• **What you are asked to do**
Go through the records and restate them word for word, omitting images.
** Provided records follows **
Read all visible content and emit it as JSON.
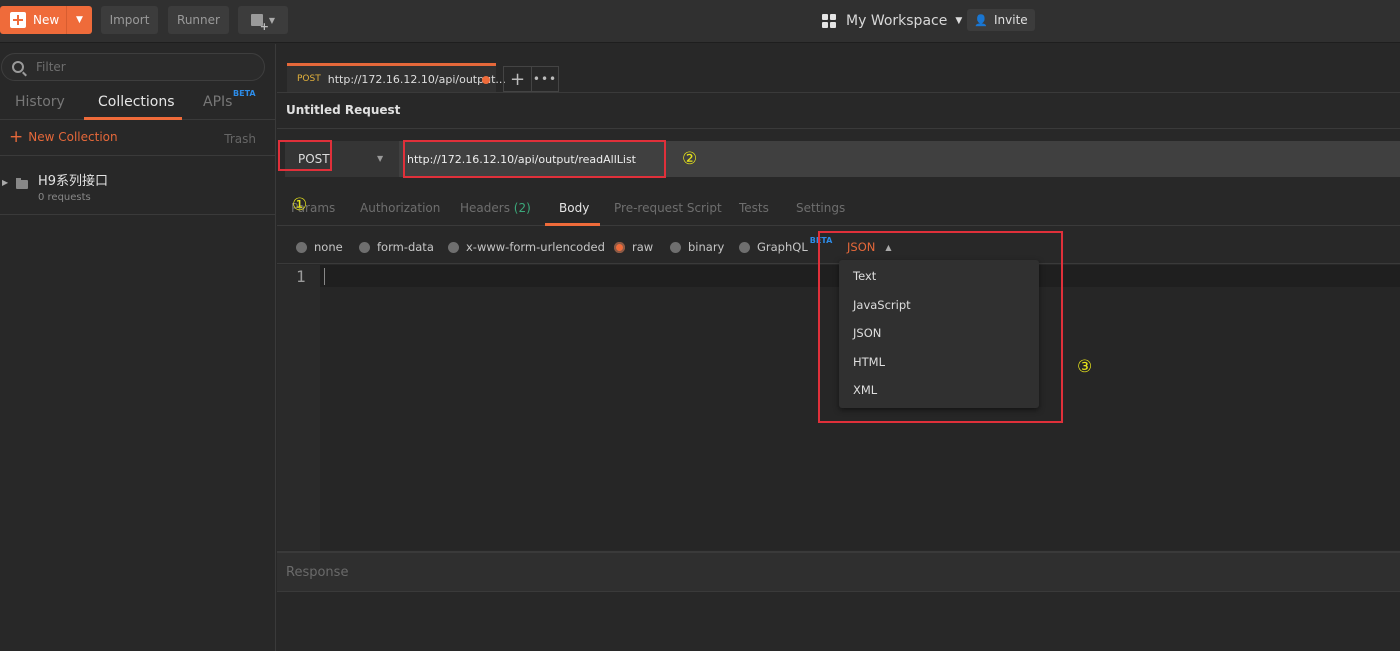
{
  "topbar": {
    "new_label": "New",
    "import_label": "Import",
    "runner_label": "Runner",
    "workspace_label": "My Workspace",
    "invite_label": "Invite"
  },
  "sidebar": {
    "filter_placeholder": "Filter",
    "tabs": [
      {
        "label": "History",
        "active": false
      },
      {
        "label": "Collections",
        "active": true
      },
      {
        "label": "APIs",
        "badge": "BETA",
        "active": false
      }
    ],
    "new_collection_label": "New Collection",
    "trash_label": "Trash",
    "collections": [
      {
        "name": "H9系列接口",
        "subtitle": "0 requests"
      }
    ]
  },
  "request_tab": {
    "method": "POST",
    "title": "http://172.16.12.10/api/output...",
    "unsaved": true,
    "add_label": "+",
    "more_label": "•••"
  },
  "request": {
    "title": "Untitled Request",
    "method": "POST",
    "url": "http://172.16.12.10/api/output/readAllList"
  },
  "subtabs": [
    {
      "label": "Params"
    },
    {
      "label": "Authorization"
    },
    {
      "label": "Headers",
      "count": "(2)"
    },
    {
      "label": "Body",
      "active": true
    },
    {
      "label": "Pre-request Script"
    },
    {
      "label": "Tests"
    },
    {
      "label": "Settings"
    }
  ],
  "body": {
    "options": [
      {
        "label": "none",
        "selected": false
      },
      {
        "label": "form-data",
        "selected": false
      },
      {
        "label": "x-www-form-urlencoded",
        "selected": false
      },
      {
        "label": "raw",
        "selected": true
      },
      {
        "label": "binary",
        "selected": false
      },
      {
        "label": "GraphQL",
        "badge": "BETA",
        "selected": false
      }
    ],
    "language": "JSON",
    "language_options": [
      "Text",
      "JavaScript",
      "JSON",
      "HTML",
      "XML"
    ],
    "editor_line": "1"
  },
  "response": {
    "label": "Response"
  },
  "annotations": {
    "one": "①",
    "two": "②",
    "three": "③",
    "box_color": "#e0303a",
    "number_color": "#e6e31b"
  },
  "colors": {
    "accent": "#ef6b3a",
    "beta": "#2d8ce8",
    "method_post": "#e4b23c"
  }
}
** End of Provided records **
• **Output**
Read all visible content and emit it as JSON.
{
  "topbar": {
    "new_label": "New",
    "import_label": "Import",
    "runner_label": "Runner",
    "workspace_label": "My Workspace",
    "invite_label": "Invite"
  },
  "sidebar": {
    "filter_placeholder": "Filter",
    "tabs": [
      {
        "label": "History",
        "active": false
      },
      {
        "label": "Collections",
        "active": true
      },
      {
        "label": "APIs",
        "badge": "BETA",
        "active": false
      }
    ],
    "new_collection_label": "New Collection",
    "trash_label": "Trash",
    "collections": [
      {
        "name": "H9系列接口",
        "subtitle": "0 requests"
      }
    ]
  },
  "request_tab": {
    "method": "POST",
    "title": "http://172.16.12.10/api/output...",
    "unsaved": true,
    "add_label": "+",
    "more_label": "•••"
  },
  "request": {
    "title": "Untitled Request",
    "method": "POST",
    "url": "http://172.16.12.10/api/output/readAllList"
  },
  "subtabs": [
    {
      "label": "Params"
    },
    {
      "label": "Authorization"
    },
    {
      "label": "Headers",
      "count": "(2)"
    },
    {
      "label": "Body",
      "active": true
    },
    {
      "label": "Pre-request Script"
    },
    {
      "label": "Tests"
    },
    {
      "label": "Settings"
    }
  ],
  "body": {
    "options": [
      {
        "label": "none",
        "selected": false
      },
      {
        "label": "form-data",
        "selected": false
      },
      {
        "label": "x-www-form-urlencoded",
        "selected": false
      },
      {
        "label": "raw",
        "selected": true
      },
      {
        "label": "binary",
        "selected": false
      },
      {
        "label": "GraphQL",
        "badge": "BETA",
        "selected": false
      }
    ],
    "language": "JSON",
    "language_options": [
      "Text",
      "JavaScript",
      "JSON",
      "HTML",
      "XML"
    ],
    "editor_line": "1"
  },
  "response": {
    "label": "Response"
  },
  "annotations": {
    "one": "①",
    "two": "②",
    "three": "③",
    "box_color": "#e0303a",
    "number_color": "#e6e31b"
  },
  "colors": {
    "accent": "#ef6b3a",
    "beta": "#2d8ce8",
    "method_post": "#e4b23c"
  }
}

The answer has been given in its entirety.